Welcome to the flipside of false ignorance.
Five years ago, a little burned out
(temporarily, I knew even at the time) from NGO human rights work and laid up
in pain from carpal tunnel, I started an occasional design project called
falseignorance.info. It came from an intense, desperately driven need to say
something more articulate and complicated about the realities of empire and the
possibilities of resistance.
The first thing I laid out, testing my brand new voice dictation machine and
working with pageMaker until my fingers burned, was a little pamphlet called
"Do you think about torture?" I do. Think about it. I witnessed it quite up
close and personal once, in a jail in Cincinnati, where someone was slammed to
the ground and repeatedly tasered in front of me. And it has becoming an ever
more overt policy. So I wanted to let other people know that there's a mass of
us, thinking, and (this is the point of "false ignorance"), a perhaps larger
mass knowing but doing their best not to think, but actually not-thinking. That
is pouring energy into a tangible denial of what they know is being done in
their name, or with their money, or with the need of their acceptance. So one
face of the project was to break the silence about open secrets.
Another was to find human ways to relate to realities of empire. And yet a
third was to remind everyone that resistance is not only possible, but
brilliantly possible, vibrant, and always boiling beneath the surface when it
isn't shattering what we believe (or is it, fear?) is inevitable.
Five years on, I no longer think denial is so much of the problem. Though I
do think that reminders of how some truly scary efforts are deliberately
planned are essential. And of course neither the media nor the grapevine tell
us everything. Well documented truths are essential for outrage, for activism,
Why I'm starting to blog...
Everyone I meet is more in the turmoil between hope and despair than
struggling to move from ignorance to knowledge. Two nights ago at a beautiful
warehouse party full of fire and creativity, a 46-year-old metal sculptor came
up to me. And said he had seen me around the activist spaces and events of the
Bay. And thanked me for being out there. And said what I've heard too many
times, that he is living out a sense of despair about the situation of the

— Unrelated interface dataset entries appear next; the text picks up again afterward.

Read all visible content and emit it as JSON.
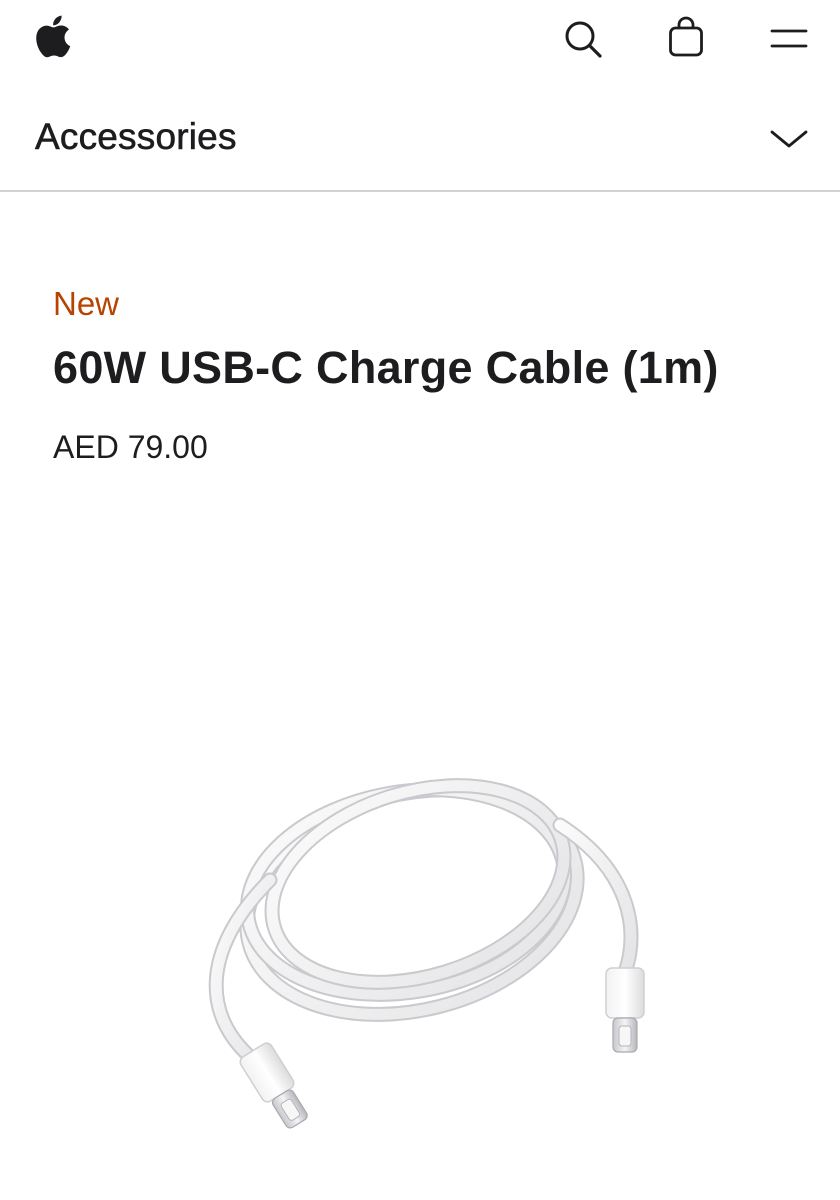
{
  "globalnav": {
    "icons": [
      "apple-logo-icon",
      "search-icon",
      "bag-icon",
      "menu-icon"
    ]
  },
  "localnav": {
    "title": "Accessories",
    "toggle_icon": "chevron-down-icon"
  },
  "product": {
    "badge": "New",
    "title": "60W USB-C Charge Cable (1m)",
    "price": "AED 79.00"
  },
  "colors": {
    "text": "#1d1d1f",
    "badge": "#b64400",
    "divider": "#d2d2d7",
    "background": "#ffffff"
  }
}
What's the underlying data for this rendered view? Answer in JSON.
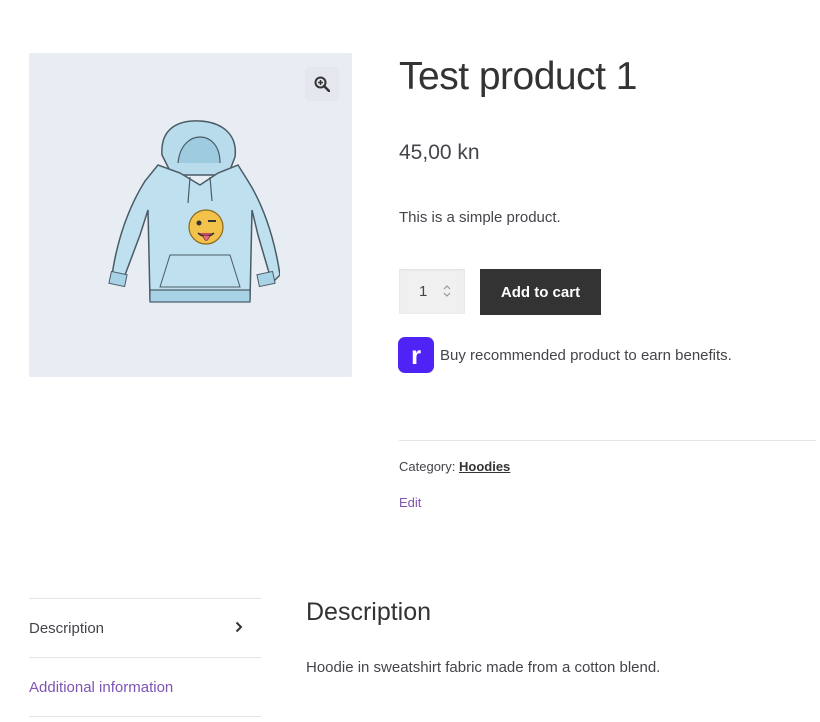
{
  "product": {
    "title": "Test product 1",
    "price": "45,00 kn",
    "short_description": "This is a simple product.",
    "quantity": "1",
    "add_to_cart_label": "Add to cart",
    "category_label": "Category:",
    "category_value": "Hoodies",
    "edit_label": "Edit"
  },
  "reward": {
    "logo_letter": "r",
    "text": "Buy recommended product to earn benefits.",
    "brand_color": "#4f22f6"
  },
  "tabs": [
    {
      "label": "Description"
    },
    {
      "label": "Additional information"
    }
  ],
  "panel": {
    "title": "Description",
    "text": "Hoodie in sweatshirt fabric made from a cotton blend."
  },
  "colors": {
    "accent": "#7f54b3",
    "button": "#333333"
  },
  "icons": {
    "zoom": "magnifier-plus-icon",
    "tab_arrow": "chevron-right-icon"
  }
}
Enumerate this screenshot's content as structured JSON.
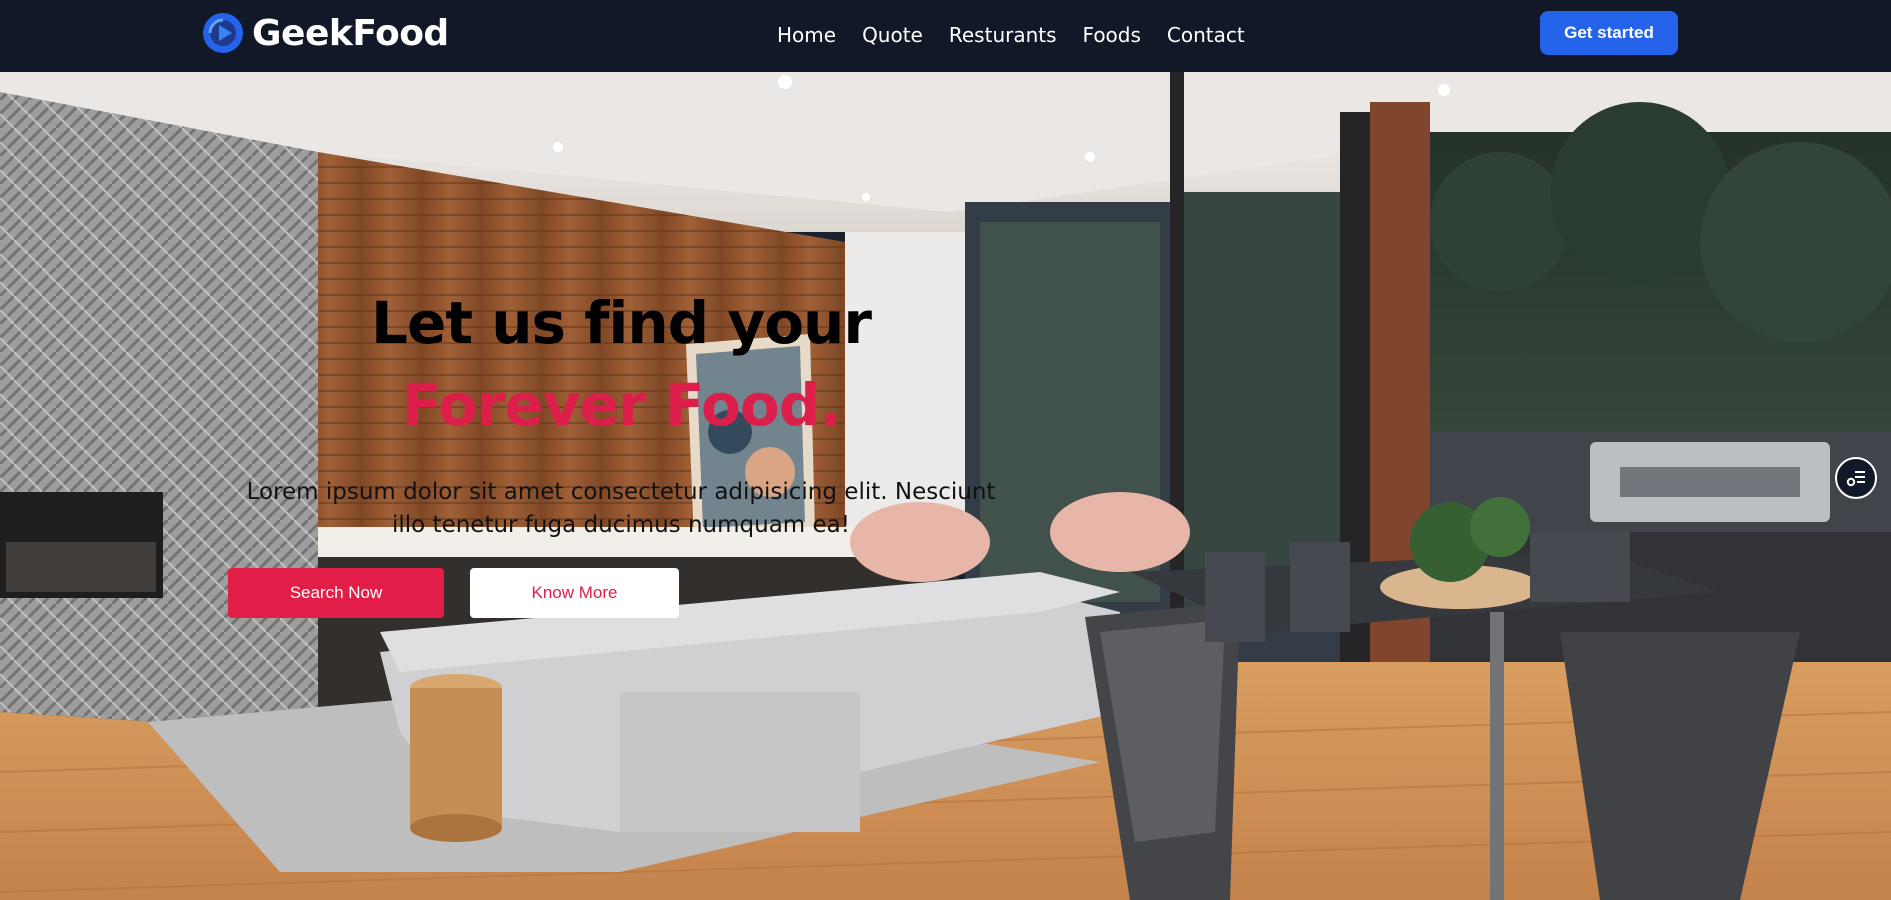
{
  "brand": {
    "name": "GeekFood",
    "logo_icon": "play-circle-icon",
    "accent_color": "#2563eb"
  },
  "nav": {
    "items": [
      {
        "label": "Home"
      },
      {
        "label": "Quote"
      },
      {
        "label": "Resturants"
      },
      {
        "label": "Foods"
      },
      {
        "label": "Contact"
      }
    ],
    "cta_label": "Get started"
  },
  "hero": {
    "headline_line1": "Let us find your",
    "headline_line2": "Forever Food.",
    "description": "Lorem ipsum dolor sit amet consectetur adipisicing elit. Nesciunt illo tenetur fuga ducimus numquam ea!",
    "primary_button": "Search Now",
    "secondary_button": "Know More",
    "highlight_color": "#e11d48"
  },
  "floating_widget": {
    "icon": "settings-list-icon"
  }
}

world. That the U.S. now is something like his long term nightmare.
Fair enough. My nightmare is the return of colonialism ("Something old and

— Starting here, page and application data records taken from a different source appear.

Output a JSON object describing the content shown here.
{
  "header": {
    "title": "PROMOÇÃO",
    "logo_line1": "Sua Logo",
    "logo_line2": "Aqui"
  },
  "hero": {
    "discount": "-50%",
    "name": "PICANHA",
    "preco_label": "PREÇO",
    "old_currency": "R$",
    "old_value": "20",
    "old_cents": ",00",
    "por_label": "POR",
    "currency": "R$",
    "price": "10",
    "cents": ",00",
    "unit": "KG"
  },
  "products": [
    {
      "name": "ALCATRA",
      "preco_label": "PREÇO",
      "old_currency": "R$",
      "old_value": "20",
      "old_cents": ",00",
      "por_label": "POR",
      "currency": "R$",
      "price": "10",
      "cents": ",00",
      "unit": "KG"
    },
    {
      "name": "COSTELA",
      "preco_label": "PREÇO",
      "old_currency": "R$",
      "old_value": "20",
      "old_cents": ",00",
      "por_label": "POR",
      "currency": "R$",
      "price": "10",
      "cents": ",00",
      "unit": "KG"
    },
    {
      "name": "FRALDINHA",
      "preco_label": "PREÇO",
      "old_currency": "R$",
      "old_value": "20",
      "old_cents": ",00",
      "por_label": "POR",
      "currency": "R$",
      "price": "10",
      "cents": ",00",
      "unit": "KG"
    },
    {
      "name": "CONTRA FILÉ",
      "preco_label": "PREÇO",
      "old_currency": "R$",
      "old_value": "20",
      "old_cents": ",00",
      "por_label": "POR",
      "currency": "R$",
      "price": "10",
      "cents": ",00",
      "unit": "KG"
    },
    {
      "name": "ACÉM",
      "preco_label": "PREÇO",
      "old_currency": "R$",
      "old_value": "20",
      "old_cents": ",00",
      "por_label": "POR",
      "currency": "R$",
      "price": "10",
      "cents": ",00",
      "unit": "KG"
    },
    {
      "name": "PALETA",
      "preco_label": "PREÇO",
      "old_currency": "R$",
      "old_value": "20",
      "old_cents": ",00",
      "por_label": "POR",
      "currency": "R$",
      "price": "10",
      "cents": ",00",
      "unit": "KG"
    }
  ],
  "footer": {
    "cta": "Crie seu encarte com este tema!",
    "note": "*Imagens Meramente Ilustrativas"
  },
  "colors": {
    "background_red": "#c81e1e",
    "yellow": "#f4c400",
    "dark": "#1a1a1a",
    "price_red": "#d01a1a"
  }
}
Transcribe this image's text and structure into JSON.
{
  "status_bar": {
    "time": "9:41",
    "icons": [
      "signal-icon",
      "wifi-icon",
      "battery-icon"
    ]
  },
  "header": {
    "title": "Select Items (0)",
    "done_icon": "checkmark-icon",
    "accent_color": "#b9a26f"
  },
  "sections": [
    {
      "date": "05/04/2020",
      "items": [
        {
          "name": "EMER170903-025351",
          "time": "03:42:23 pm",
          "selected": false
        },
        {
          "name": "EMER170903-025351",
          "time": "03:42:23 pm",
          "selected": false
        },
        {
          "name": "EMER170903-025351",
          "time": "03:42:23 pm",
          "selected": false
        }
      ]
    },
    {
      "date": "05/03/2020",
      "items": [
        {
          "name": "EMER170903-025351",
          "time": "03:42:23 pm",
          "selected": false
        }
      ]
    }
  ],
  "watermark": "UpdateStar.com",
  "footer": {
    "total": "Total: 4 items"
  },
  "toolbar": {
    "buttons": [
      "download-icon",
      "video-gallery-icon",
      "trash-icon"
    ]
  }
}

awful" is making a return to public consciousness, and the risk of public
acceptance, I wrote in my Ransom Note for action to resist the Iraq War). It's
now our neighbors and nieces and nephews, and lovers and high school friends

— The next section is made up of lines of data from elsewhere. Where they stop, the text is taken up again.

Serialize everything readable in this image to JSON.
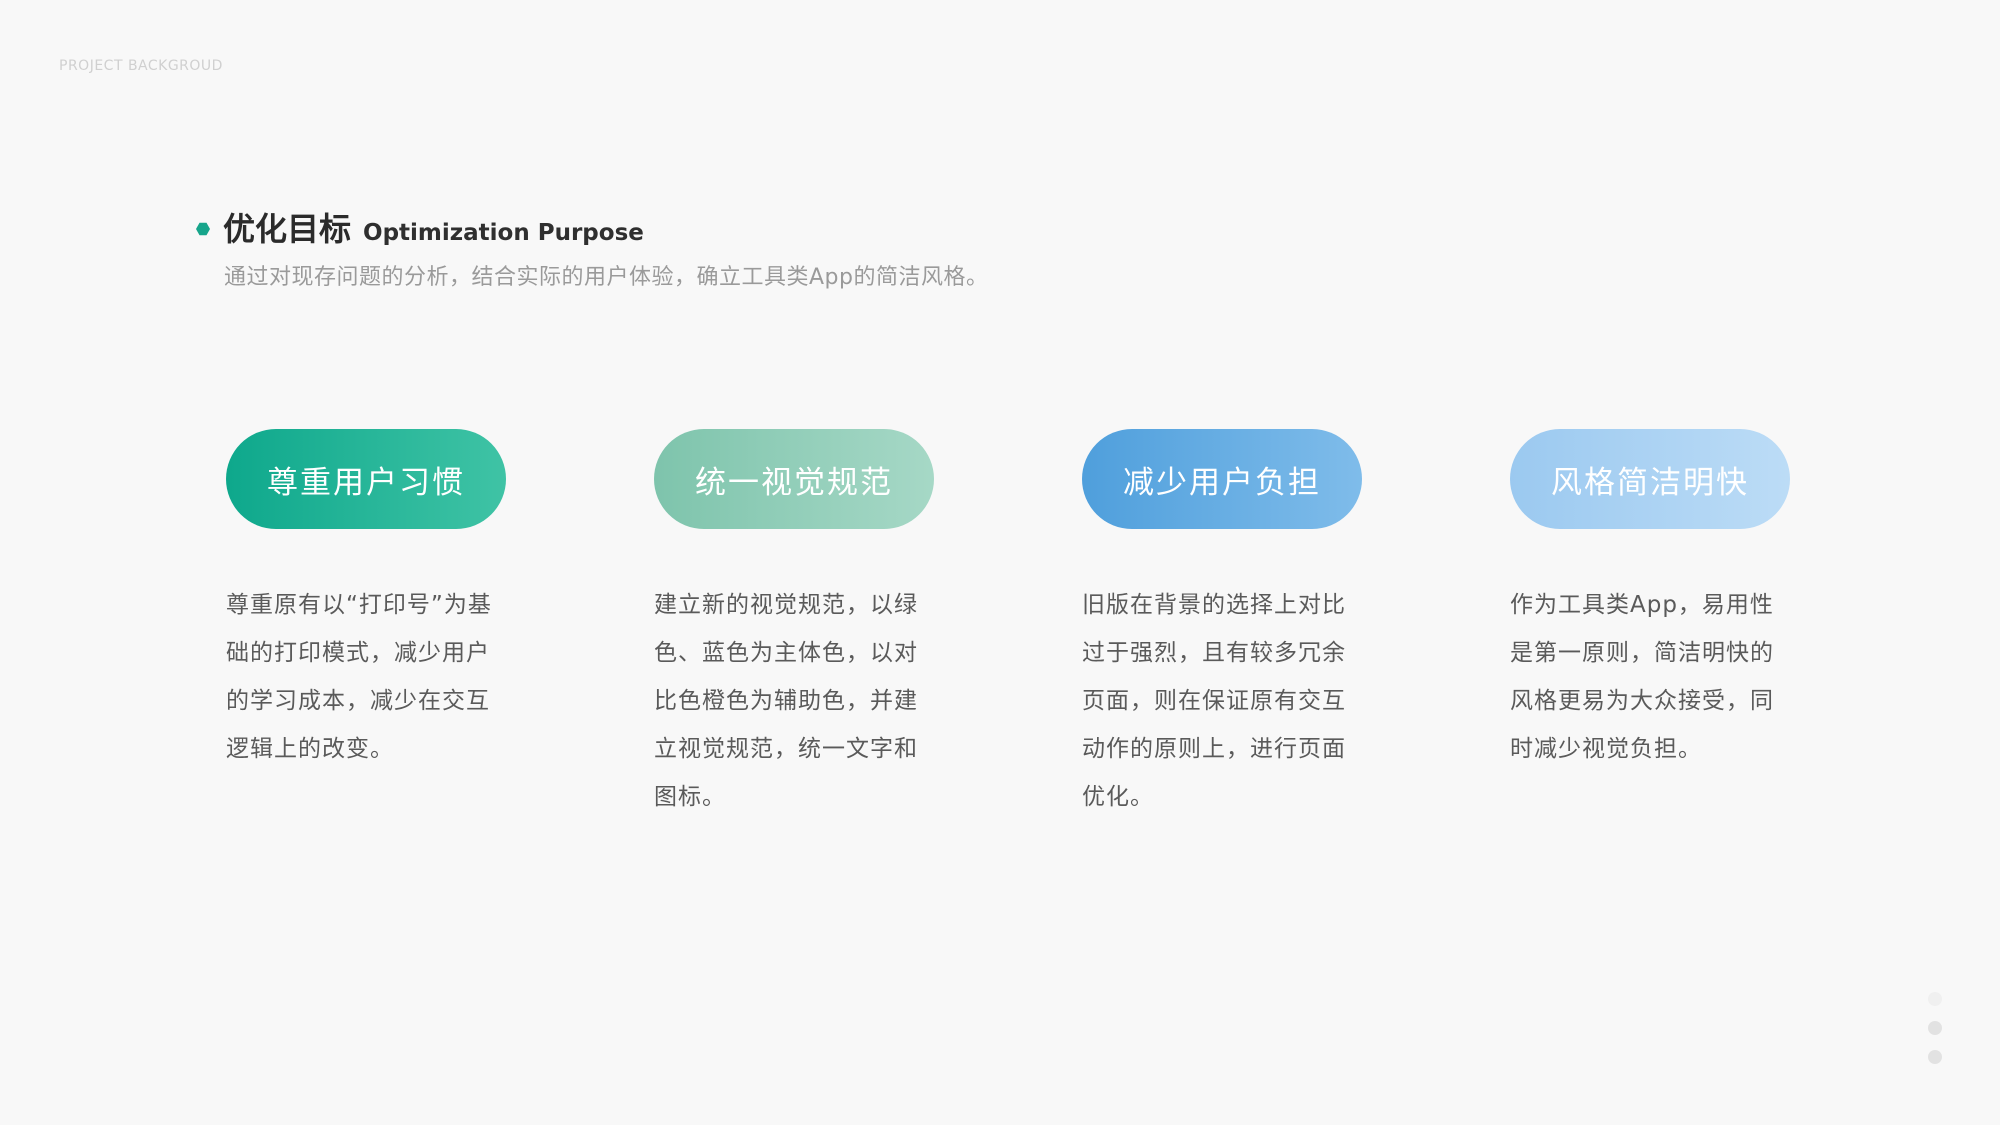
{
  "eyebrow": "PROJECT BACKGROUD",
  "section": {
    "title_cn": "优化目标",
    "title_en": "Optimization Purpose",
    "subtitle": "通过对现存问题的分析，结合实际的用户体验，确立工具类App的简洁风格。"
  },
  "cards": [
    {
      "label": "尊重用户习惯",
      "desc": "尊重原有以“打印号”为基础的打印模式，减少用户的学习成本，减少在交互逻辑上的改变。"
    },
    {
      "label": "统一视觉规范",
      "desc": "建立新的视觉规范，以绿色、蓝色为主体色，以对比色橙色为辅助色，并建立视觉规范，统一文字和图标。"
    },
    {
      "label": "减少用户负担",
      "desc": "旧版在背景的选择上对比过于强烈，且有较多冗余页面，则在保证原有交互动作的原则上，进行页面优化。"
    },
    {
      "label": "风格简洁明快",
      "desc": "作为工具类App，易用性是第一原则，简洁明快的风格更易为大众接受，同时减少视觉负担。"
    }
  ],
  "colors": {
    "accent": "#17a58b",
    "pill_1": "#0ea88c",
    "pill_2": "#7ec4ac",
    "pill_3": "#4f9fdc",
    "pill_4": "#9bc9f0"
  }
}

who are driving the tanks down the middle of occupied streets, seeing kids
throw stones at them, raiding houses and shooting up families. We're
doing it. "And we don't even scream. Are we dead?" (I hear the lines from Jean
Genet's _The Maids_)
My Iranian-American boss at my old Bay Area job asked last night where is
the anger. I've heard that a lot too. You can see in the last paragraph, I
think it sometimes. But I have a different relationship to that question than
most. I don't think it's a matter of things affecting us more directly, or of
the gradualness or the slowness of the change. I don't think Americans are just
mesmerized by the media, or that some analogy about raising the temperature of
a lobster pot can explain a so-called acquiescence. I think people know what is
done in their name, and I think a hundred million regrets and sadnesses are
felt about it every night.
I think the swing point is the capacity for hope, for planning, and
envisioning change. For seeing how to impact and transform the world, to bring
an end to the disaster-dream that is global empire. We need to get good at
hope, which means we need to get good at resisting.
Fortunately, humanity is fairly well quaking with both right now.
People in their numbers, in their violence-defying brilliance, in their
relentless persistence in finding ways to survive and thrive in ways that are
worthy of us, are doing many fascinating things. I've made it my day job to
witness and describe how that happens. I've been back in school for 10 months
now, getting a PhD as a means to study social movements, autonomy and the
capacity for disrupting power and empire.
Last night, and the night before, I was asked the same sincere questions by
people with open hearts. Questions I feel sure I know how to answer for myself.
Why should we have hope? What are our options for getting out of this imperial
madness? Are the rest of the folks out there asking the same things? Answering
these is about claiming the offensive, about apprenticing ourselves to the
portions of humanity that inspire us, about learning how to make ourselves into
collectives with the capacity of writing our own futures. Understanding empire,
and understanding oppressive power is the defensive work. What you don't
understand you can't change. What you don't see, don't perceive as part of the
problem can make sure the disaster comes back. Yet this defensive knowledge
must be balanced with the offensive knowledge of hope if it is to be something
other than an way of intimidating ourselves into inaction and despair.
You'll hear some of both sides here, because, well, our sibling humans are
being wounded and killed, because our planet is under seige at the moment. But
if this becomes a space you dread to read, let me know, because that means I'm
doing something wrong.